1863 General McClellan passed some days in the beginning of February in Boston. He was most enthusiastically received by the people. There was a monster reception at the Tremont House of fifteen thousand people. He received a silver pitcher from the children and a sword from the Citizens’...

John Wayles [Hemings] Jefferson to Beverly [Hemings] Jefferson, 21 May 1863

I hasten to drop you this line; I cannot write much, as I have no time or spirits. Since the 2nd of May up to yesterday (excepting two days I was in Jackson, Miss.,) I have been continually on the March and fighting the rebels. I had not until to-day changed my clothes or had a decent meal for...

Bennett Taylor to John C. R. Taylor, 9 July 1863

I write to let you know that I am well, tho’ wounded Slightly, and a prisoner, I was not So much disabled, but that I could have walked off if I had been a little quicker. I wrote to my aunt the other day, but a very general letter, letting her know my condition &, that you were all well at...

J. S. Nicholas to John C. R. Taylor, 16 July 1863

Capt Bennett Taylor of the 19th virginia Regiment is well, & slightly wounded in the side, & wishes these facts known to his friends at home in Virginia. He is presumed to be, or to have been recently in Baltimore as a prisoner; but as intercourse with prisoners is not allowed, it is not...

A. C. T. to John C. R. Taylor, 1 Aug. [1863]

My husband received your letter today, requesting him to inquire for your Son Bennett. As he is on a parole it will be my pleasure to assist you in any way I can—I learned a week ago, that your Son was in the battle, and I immediately wrote a friend to search for him—The restrictions at that time...

Henry Gantt to John C. R. Taylor, 22 Sept. 1863

I was very glad to hear from you that there was a probability of Bennetts being exchanged—I have written to Commissioner Ould & stated to him that Bennett was my Senior Capt & how important it was to the Regt at this time to have his services. I truly hope the exchange may be effected ...

Extract from the Boston Daily Advertiser, 29 Sept. 1863

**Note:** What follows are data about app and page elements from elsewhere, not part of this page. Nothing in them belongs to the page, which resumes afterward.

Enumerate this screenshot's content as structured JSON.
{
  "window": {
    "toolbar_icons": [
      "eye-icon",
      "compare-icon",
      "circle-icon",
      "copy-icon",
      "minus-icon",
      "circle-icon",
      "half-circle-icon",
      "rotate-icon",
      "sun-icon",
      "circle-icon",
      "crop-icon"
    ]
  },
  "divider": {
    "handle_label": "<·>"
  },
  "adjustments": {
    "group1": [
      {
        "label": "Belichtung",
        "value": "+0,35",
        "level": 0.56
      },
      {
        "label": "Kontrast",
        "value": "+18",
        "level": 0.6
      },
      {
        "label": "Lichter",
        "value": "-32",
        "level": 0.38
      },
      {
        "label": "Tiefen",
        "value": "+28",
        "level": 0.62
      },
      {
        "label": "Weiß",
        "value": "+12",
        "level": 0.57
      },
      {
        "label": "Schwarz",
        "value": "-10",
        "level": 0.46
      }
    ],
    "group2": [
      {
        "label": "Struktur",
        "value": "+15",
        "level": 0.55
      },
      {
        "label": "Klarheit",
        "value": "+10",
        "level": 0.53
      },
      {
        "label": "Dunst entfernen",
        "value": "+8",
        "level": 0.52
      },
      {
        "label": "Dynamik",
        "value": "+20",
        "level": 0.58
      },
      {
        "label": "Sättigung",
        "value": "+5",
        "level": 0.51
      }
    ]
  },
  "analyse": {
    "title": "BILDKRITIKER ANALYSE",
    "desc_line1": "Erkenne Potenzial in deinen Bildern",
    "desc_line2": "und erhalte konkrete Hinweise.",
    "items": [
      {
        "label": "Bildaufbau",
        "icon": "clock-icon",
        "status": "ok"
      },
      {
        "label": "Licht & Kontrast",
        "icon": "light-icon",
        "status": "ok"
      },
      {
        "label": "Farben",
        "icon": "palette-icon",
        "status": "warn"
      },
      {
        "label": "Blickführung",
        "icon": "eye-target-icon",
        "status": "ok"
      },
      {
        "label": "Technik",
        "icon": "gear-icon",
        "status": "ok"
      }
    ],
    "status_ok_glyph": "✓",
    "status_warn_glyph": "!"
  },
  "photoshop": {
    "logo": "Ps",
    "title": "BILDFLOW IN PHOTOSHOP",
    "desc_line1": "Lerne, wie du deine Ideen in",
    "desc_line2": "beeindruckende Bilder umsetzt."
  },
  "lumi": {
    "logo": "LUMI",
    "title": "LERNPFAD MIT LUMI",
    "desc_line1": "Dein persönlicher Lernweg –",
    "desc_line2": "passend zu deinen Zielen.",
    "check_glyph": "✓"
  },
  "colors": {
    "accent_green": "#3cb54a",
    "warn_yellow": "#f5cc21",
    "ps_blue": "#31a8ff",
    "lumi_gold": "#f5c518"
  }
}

Major Coolidge.—Major Sidney Coolidge, of this city, reported to have been killed at Chattanooga, is, we understand, a prisoner supposed to be wounded. He was second in command of the regulars under Brig.-General John H. King.